April 19, 2017
CDC’s National Center for Health Statistics has updated its “Stats of the States” feature on the NCHS web site. This resource features the latest state-by-state comparisons on key health indicators ranging from birth topics such as teen births and cesarean deliveries to leading causes of death and health insurance coverage.
Tabs have been added to the color-coded maps to compare trends on these topics between the most recent years (2015 and 2014) and going back a decade (2005) and in some cases further back.
To access the main “Stats of the States” page, use the following link:
November 4, 2016
In 1999, the mortality rate for children and adolescents aged 10–14 years for deaths from motor vehicle traffic injury (4.5 per 100,000) was about four times higher than the rate for deaths for suicide and homicide (both at 1.2).
From 1999 to 2014, the death rate for motor vehicle traffic injury declined 58%, to 1.9 in 2014 (384 deaths).
From 1999 to 2007, the death rate for suicide fluctuated and then doubled from 2007 (0.9) to 2014 (2.1, 425 deaths).
The death rate for homicide gradually declined to 0.8 in 2014. In 2013 and 2014, the differences between death rates for motor vehicle traffic injury and suicide were not statistically significant.
August 12, 2016
The age-adjusted death rate for males aged 15–44 years was 10% lower in 2014 (156.6 per 100,000 population) than in 1999 (174.1).
Among the five leading causes of death, the age-adjusted rates for three were lower in 2014 than in 1999: cancer (from 17.1 to 12.8; 25% decline), heart disease (20.1 to 17.0; 15% decline), and homicide (15.7 to 13.8; 12% decline).
The age-adjusted death rates for two of the five causes were higher in 2014 than in 1999: suicide (20.1 to 22.5; 12% increase), and unintentional injuries (from 48.7 to 51.0; 5% increase).
July 22, 2013
The trend in U.S. life expectancy since 1900 has been gradually improving.

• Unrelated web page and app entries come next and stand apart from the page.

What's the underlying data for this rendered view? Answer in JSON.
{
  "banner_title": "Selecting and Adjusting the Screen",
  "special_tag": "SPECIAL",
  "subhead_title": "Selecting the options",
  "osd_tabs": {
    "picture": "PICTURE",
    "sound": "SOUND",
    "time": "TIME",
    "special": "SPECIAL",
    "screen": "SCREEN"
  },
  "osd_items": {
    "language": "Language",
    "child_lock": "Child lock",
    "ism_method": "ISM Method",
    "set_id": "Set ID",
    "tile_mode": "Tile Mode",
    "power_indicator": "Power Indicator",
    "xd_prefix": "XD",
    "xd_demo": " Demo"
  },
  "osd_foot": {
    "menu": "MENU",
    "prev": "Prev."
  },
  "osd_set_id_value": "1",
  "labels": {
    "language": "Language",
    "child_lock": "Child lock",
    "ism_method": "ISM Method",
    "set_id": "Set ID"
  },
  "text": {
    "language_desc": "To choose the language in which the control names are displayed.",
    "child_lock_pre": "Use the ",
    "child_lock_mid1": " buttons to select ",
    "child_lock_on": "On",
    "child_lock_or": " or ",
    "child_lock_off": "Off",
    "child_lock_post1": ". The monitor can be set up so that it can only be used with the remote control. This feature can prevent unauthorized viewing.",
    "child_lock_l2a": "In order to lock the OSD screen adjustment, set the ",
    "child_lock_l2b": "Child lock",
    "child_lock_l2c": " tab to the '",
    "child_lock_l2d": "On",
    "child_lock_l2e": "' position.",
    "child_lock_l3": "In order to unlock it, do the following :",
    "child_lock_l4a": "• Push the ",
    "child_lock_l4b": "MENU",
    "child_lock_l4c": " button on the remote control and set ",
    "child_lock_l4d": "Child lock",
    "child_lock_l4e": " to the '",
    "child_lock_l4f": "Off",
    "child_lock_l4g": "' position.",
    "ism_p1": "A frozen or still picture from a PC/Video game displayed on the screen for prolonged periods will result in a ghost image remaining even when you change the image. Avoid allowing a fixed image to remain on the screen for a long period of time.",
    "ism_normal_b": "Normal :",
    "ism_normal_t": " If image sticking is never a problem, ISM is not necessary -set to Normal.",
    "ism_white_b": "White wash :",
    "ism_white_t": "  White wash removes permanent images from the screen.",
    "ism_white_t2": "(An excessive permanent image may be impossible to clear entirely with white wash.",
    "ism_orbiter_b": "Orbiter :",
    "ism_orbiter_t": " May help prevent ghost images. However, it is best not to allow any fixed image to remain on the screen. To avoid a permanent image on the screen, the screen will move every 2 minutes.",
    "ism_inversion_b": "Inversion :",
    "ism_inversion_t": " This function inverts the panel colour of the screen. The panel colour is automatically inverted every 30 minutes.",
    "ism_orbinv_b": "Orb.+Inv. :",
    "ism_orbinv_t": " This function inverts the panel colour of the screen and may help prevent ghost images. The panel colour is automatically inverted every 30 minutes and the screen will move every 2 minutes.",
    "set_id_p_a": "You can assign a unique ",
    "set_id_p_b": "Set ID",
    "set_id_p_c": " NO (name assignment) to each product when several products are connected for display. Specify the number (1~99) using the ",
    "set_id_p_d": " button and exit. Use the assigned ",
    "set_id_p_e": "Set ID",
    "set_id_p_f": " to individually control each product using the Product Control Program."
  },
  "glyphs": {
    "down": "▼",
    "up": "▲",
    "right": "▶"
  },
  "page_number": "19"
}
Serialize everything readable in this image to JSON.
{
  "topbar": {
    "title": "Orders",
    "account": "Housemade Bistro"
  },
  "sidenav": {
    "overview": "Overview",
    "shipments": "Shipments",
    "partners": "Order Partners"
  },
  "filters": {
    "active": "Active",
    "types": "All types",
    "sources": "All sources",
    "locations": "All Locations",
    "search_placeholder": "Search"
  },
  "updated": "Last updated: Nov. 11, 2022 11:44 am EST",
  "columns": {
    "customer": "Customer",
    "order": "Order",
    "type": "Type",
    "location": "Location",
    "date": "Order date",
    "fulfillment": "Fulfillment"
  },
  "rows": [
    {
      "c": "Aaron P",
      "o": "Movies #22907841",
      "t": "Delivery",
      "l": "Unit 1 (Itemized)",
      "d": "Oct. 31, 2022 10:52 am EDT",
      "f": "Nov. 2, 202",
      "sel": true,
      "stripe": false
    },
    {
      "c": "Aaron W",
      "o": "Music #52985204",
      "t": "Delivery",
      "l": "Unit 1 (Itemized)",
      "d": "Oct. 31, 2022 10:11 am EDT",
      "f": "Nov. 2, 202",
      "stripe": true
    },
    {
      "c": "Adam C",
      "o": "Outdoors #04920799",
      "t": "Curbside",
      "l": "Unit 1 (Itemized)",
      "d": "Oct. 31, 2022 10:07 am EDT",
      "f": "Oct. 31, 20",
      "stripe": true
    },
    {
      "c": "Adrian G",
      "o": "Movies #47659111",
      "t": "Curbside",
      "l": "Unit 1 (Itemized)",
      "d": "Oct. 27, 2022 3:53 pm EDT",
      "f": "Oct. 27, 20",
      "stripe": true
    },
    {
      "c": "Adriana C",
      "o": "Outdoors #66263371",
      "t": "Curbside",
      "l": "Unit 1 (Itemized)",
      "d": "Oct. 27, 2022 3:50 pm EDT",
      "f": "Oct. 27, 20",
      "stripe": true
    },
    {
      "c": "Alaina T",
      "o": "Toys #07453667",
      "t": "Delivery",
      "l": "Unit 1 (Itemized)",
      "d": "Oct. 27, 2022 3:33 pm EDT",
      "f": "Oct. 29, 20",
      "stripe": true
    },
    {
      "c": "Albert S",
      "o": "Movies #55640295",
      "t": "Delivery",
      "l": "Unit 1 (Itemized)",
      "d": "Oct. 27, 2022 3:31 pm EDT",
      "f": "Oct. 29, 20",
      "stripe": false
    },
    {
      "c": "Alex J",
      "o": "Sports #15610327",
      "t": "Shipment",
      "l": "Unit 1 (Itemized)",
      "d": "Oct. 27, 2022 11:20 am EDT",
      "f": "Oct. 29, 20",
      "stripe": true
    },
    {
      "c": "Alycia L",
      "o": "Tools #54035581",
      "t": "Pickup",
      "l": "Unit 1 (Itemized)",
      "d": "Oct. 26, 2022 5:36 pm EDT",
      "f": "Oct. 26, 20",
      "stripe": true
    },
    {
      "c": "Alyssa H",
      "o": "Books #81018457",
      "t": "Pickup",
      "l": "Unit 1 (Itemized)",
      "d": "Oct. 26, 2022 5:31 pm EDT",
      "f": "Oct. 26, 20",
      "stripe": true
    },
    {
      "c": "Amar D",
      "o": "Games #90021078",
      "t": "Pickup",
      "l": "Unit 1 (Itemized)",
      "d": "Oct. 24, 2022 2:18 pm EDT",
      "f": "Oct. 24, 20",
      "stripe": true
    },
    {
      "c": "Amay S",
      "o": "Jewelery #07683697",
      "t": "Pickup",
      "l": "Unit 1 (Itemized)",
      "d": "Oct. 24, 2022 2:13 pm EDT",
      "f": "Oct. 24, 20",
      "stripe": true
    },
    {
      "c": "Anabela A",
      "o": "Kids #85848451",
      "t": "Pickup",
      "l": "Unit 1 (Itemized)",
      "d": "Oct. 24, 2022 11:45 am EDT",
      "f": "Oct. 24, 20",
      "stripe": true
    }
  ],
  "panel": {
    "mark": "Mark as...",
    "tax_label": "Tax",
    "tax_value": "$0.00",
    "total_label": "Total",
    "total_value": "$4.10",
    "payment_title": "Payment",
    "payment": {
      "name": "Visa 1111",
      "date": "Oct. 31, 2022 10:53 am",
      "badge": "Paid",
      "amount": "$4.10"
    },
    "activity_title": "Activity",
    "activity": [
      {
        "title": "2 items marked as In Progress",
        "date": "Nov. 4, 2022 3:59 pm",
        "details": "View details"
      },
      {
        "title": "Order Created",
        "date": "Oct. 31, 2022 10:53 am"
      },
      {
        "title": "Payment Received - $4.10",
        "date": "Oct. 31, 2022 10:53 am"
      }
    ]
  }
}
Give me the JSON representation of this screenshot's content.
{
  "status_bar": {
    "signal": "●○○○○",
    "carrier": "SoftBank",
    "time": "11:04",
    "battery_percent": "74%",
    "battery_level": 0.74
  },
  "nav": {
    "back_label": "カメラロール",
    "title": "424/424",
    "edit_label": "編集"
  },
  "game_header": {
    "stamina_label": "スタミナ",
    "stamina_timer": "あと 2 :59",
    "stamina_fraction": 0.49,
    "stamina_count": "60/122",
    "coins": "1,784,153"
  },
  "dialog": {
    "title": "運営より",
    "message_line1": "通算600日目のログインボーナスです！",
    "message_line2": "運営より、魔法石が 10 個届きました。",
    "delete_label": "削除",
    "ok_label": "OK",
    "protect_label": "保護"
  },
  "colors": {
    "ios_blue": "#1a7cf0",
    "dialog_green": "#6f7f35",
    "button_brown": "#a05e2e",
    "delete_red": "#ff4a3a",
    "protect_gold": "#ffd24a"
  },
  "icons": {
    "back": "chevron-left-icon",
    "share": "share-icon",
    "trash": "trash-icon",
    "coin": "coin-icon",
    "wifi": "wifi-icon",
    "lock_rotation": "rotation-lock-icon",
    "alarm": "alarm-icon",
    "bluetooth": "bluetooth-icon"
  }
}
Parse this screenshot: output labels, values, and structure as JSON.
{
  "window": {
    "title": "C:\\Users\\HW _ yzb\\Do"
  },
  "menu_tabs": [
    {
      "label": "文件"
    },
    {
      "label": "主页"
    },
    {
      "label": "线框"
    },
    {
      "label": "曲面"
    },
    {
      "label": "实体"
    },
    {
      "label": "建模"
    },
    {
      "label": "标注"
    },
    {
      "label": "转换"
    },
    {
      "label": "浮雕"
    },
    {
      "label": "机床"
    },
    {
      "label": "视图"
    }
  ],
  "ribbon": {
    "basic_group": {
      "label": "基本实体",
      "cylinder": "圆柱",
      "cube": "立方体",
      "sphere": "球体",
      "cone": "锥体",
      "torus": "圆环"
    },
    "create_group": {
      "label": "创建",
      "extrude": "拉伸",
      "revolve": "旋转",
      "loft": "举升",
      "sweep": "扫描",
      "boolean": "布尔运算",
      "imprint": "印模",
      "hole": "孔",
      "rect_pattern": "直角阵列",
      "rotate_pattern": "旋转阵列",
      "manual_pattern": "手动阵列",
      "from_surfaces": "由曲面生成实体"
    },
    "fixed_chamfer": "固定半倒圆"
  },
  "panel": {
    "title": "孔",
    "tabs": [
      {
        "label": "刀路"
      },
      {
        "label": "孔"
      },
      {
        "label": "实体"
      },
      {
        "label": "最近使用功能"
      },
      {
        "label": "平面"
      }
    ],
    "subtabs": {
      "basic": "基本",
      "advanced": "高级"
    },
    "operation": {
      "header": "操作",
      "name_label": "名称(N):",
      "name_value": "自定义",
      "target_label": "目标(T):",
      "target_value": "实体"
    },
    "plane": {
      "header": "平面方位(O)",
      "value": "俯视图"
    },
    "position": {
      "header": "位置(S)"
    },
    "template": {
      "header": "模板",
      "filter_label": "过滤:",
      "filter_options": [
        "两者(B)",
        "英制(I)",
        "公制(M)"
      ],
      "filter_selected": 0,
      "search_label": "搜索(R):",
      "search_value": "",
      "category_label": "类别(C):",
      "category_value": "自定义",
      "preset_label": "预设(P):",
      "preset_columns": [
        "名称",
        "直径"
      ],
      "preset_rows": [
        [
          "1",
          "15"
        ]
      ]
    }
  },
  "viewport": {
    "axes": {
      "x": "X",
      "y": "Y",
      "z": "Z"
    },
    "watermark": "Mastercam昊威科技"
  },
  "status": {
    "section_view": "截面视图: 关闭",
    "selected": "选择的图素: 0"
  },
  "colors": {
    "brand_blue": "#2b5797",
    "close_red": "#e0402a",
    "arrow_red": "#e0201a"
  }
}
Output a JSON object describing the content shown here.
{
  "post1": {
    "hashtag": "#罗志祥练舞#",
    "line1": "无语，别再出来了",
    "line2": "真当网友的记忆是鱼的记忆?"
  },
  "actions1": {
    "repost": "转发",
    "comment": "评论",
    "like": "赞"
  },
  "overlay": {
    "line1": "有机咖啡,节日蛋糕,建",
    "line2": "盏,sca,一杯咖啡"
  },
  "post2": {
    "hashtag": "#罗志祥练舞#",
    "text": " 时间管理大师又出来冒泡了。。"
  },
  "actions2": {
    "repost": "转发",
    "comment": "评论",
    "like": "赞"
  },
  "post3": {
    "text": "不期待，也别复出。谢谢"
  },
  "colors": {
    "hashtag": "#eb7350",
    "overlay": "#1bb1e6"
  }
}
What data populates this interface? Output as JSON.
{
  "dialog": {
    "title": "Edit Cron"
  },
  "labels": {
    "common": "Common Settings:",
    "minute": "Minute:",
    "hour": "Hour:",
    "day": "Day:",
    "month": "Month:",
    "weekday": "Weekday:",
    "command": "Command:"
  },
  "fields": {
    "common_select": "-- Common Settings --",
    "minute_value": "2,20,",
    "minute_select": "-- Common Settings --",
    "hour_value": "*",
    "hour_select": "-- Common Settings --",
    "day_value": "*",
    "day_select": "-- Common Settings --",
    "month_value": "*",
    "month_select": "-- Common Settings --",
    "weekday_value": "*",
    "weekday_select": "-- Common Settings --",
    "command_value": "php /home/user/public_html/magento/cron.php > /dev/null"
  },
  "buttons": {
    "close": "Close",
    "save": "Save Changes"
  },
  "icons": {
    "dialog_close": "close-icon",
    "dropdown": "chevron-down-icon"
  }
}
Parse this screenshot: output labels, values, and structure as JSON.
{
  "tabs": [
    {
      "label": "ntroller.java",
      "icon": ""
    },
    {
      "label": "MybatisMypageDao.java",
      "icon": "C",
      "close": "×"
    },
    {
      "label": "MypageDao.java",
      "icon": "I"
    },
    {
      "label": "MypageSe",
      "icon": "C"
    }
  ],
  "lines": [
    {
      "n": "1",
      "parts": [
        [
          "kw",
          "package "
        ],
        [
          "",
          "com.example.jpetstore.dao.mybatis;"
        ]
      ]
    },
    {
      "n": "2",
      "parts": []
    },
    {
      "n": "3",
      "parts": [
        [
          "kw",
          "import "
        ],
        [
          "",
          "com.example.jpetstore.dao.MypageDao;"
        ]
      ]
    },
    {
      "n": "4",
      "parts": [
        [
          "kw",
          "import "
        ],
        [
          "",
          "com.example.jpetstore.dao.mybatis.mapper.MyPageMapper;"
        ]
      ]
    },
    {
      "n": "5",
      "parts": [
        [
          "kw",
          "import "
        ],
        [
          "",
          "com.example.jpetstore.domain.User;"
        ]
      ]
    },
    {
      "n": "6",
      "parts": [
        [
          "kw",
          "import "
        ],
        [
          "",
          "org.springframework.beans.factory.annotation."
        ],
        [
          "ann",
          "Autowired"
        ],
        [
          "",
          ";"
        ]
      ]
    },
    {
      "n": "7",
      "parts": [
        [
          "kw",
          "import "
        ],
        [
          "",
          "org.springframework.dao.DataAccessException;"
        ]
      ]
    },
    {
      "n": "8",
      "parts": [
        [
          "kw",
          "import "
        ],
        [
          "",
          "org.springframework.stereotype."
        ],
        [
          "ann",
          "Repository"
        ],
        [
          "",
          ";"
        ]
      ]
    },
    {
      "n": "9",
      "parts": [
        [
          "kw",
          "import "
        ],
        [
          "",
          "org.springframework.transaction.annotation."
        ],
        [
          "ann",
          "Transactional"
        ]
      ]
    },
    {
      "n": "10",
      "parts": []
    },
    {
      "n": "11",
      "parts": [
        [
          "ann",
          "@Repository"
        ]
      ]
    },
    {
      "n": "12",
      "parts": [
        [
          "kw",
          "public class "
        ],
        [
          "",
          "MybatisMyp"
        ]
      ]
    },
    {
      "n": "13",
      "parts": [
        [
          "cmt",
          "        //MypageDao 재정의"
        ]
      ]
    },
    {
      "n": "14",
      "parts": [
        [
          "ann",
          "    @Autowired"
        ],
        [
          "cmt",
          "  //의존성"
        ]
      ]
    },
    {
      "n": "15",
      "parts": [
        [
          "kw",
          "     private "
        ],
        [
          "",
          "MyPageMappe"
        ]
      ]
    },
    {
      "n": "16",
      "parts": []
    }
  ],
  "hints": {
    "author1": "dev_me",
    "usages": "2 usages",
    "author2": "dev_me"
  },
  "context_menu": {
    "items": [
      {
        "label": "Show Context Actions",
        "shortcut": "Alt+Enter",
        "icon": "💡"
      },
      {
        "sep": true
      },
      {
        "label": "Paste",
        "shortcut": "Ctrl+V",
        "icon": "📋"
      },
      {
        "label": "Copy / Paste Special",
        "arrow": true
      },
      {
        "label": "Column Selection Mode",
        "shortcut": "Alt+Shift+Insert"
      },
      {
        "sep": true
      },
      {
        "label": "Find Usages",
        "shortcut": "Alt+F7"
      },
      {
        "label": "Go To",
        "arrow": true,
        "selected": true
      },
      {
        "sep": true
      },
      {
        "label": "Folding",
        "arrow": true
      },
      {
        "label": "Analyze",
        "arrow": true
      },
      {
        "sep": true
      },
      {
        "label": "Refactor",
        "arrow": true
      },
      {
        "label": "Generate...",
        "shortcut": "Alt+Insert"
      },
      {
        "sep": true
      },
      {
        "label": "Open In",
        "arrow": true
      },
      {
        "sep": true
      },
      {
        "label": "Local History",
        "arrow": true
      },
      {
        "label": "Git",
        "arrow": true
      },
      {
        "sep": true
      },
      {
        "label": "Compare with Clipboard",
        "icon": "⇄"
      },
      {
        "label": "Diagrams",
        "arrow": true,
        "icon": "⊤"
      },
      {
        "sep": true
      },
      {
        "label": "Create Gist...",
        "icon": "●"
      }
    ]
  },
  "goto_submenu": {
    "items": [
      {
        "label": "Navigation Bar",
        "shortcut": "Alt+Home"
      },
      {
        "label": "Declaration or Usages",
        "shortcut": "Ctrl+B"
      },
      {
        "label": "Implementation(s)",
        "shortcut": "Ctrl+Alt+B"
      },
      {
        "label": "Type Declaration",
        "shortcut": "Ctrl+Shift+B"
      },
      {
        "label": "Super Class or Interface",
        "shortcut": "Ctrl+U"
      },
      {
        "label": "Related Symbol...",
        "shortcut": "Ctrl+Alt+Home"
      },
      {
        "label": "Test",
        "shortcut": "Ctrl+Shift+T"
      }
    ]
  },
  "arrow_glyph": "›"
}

In 2010, life expectancy at birth was 78.7 years, an increase of 11% since 1970. For the white population, life expectancy increased 10%, and for the black population the increase was 17%. Nevertheless, differences in life expectancy by race have been observed and have persisted at least since official estimates have been recorded.
A new report from NCHS looks at these disparities by looking at the leading causes of death and how these causes influence life expectancy at birth. In this report, differences in the leading causes of death among black and white populations are examined to determine which causes contributed to the difference in life expectancy between the black and white populations in 2010.
Key Findings from the Report:
- In 2010, life expectancy for the black population was 3.8 years lower than that of the white population. This difference was due to higher death rates for the black population for heart disease, cancer, homicide, diabetes, and perinatal conditions.
- Life expectancy for black males was 4.7 years lower than that of white males. This difference was due to higher death rates for black males for heart disease, homicide, cancer, stroke, and perinatal conditions.
- Life expectancy for black females was 3.3 years lower than that of white females. This difference was due to higher death rates for black females for heart disease, cancer, diabetes, perinatal conditions, and stroke.
February 4, 2009
Health care use:
1.8 million emergency department visits for assault
– National Hospital Ambulatory Medical Care Survey, 2006
Number of deaths from homicide: 18,124
Deaths per 100,00 population: 6.1
Firearm homicide deaths: 12,352
Deaths per 100,000 population: 4.2
–Deaths: Final Data for 2005
June 26, 2007
The sad case of the murder of 26 year old Jessie Davis has gained national media attention.
Though the National Center for Health Statistics tracks deaths, and as a subset of that homicides, the feeder document for the National Vital Statistics System, in this case the death certificate, does not allow us to identify the number of persons murdered by intimate partners.
Our parent agency, the Centers for Disease Control and Prevention, has done some research into the subject. In March 2005, three researchers, Jeani Chang, Cynthia J. Berg, and Joy Herndon from the Division of Reproductive Health, National Center for Chronic Disease Prevention and Health Promotion, published a paper in the American Journal of Public Health entitled Homicide: A Leading Cause of Injury Deaths Among Pregnant and Postpartum Women in the United States, 1991–1999. This paper was reported on by the Washington Post.Currently the National Center for Injury Prevention and Control has a fact sheet with summarizes current research on the subject.
April 17, 2007
We are all horrified by the senseless murders at Virginia Tech at Blacksburg, VA.
Historically, homicide has been the second leading cause of death among the young people of college agent following unintentional injuries.
Deaths from firearms among 18-22 year olds:
The CDC provides public use databases for fatal injuries and leading causes of death.